Posted by: Lava1964 on 2009-04-02 
Notice that Hogan was referred to as 'The Incredible Hulk Hogan.' That stopped sometime in 1984 (when Hogan became really popular) because Marvel Comics threatened legal action. The comic book publisher owned the rights to the name 'Incredible Hulk.'
Posted by: Classico on 2009-04-02 
Classy Freddy Blasse was wrong: Hulk Hogan did not go undefeated. In fact, he started out as a jobber and lost many matches because he had no stamina. Note how this match ended in less than one minute. Indeed, promoters prefer long matches because they raise TV ratings. But Hogan's lack of stamina hurt his early career. Only after extensive workouts and strenuous conditioning did his energy increase. This is when promoters found him to be much more marketable.

I also don't watch wrestling anymore as there is too much talk and not enough wrestling like we had in the old days.
Posted by: Lava1964 on 2009-03-29 
I used to watch wrestling in the mid-1980s when it was plausibly real. The wrestlers then didn't paint their faces or have cartoon-character names. I'm glad I stopped watching it when it became overtly sexual and sleazy.
Posted by: Nbmike on 2009-03-29 

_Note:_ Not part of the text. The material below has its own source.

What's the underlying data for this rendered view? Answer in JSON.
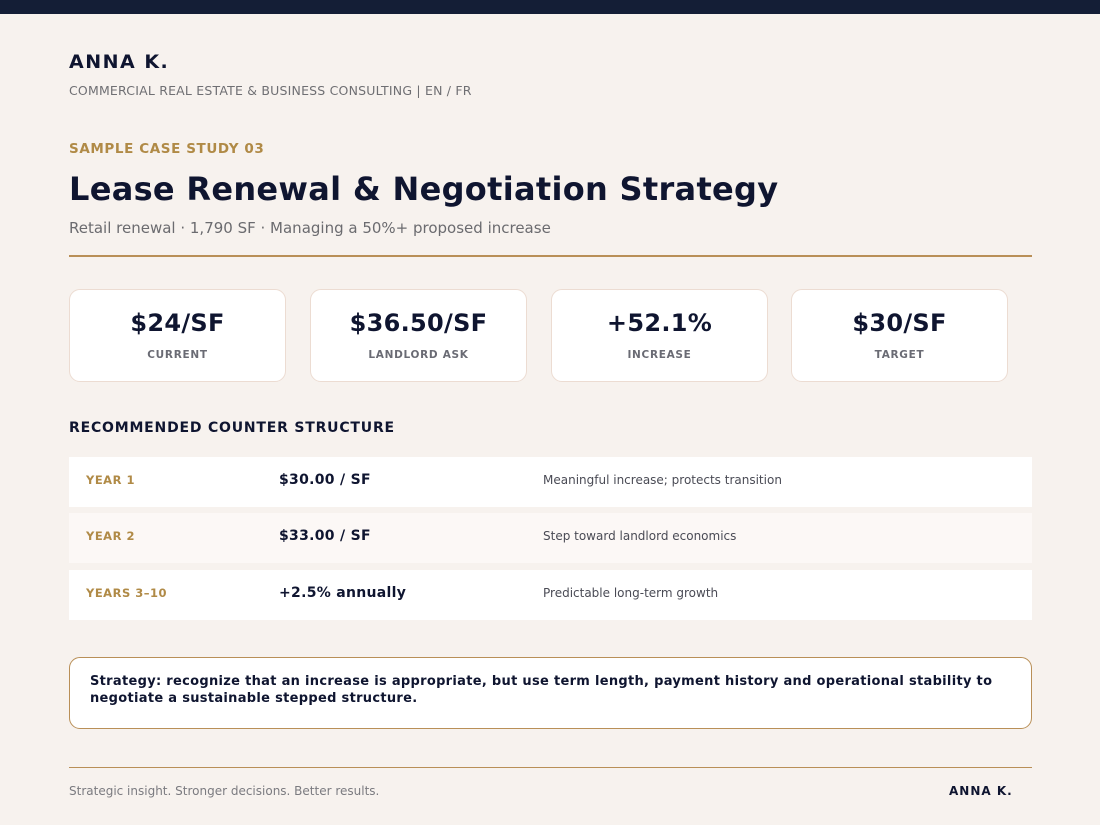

Very cool post Lava1964. These were the days when Vince McMahon Sr. was at the helm, and a year after changing their name the first time from WWWF to WWF. McMahon Sr., unlike his son, believed that wrestlers were wrestlers, and not actors, and when in 1981, Hulk wanted to do Rocky 3, he was informed by Vince Sr. that if he went away and did the movie, his career in the WWF was over, and was true to his word, firing Terry on the spot. When Jr. bought out his dad, he hired Hulk back, and the rest is history.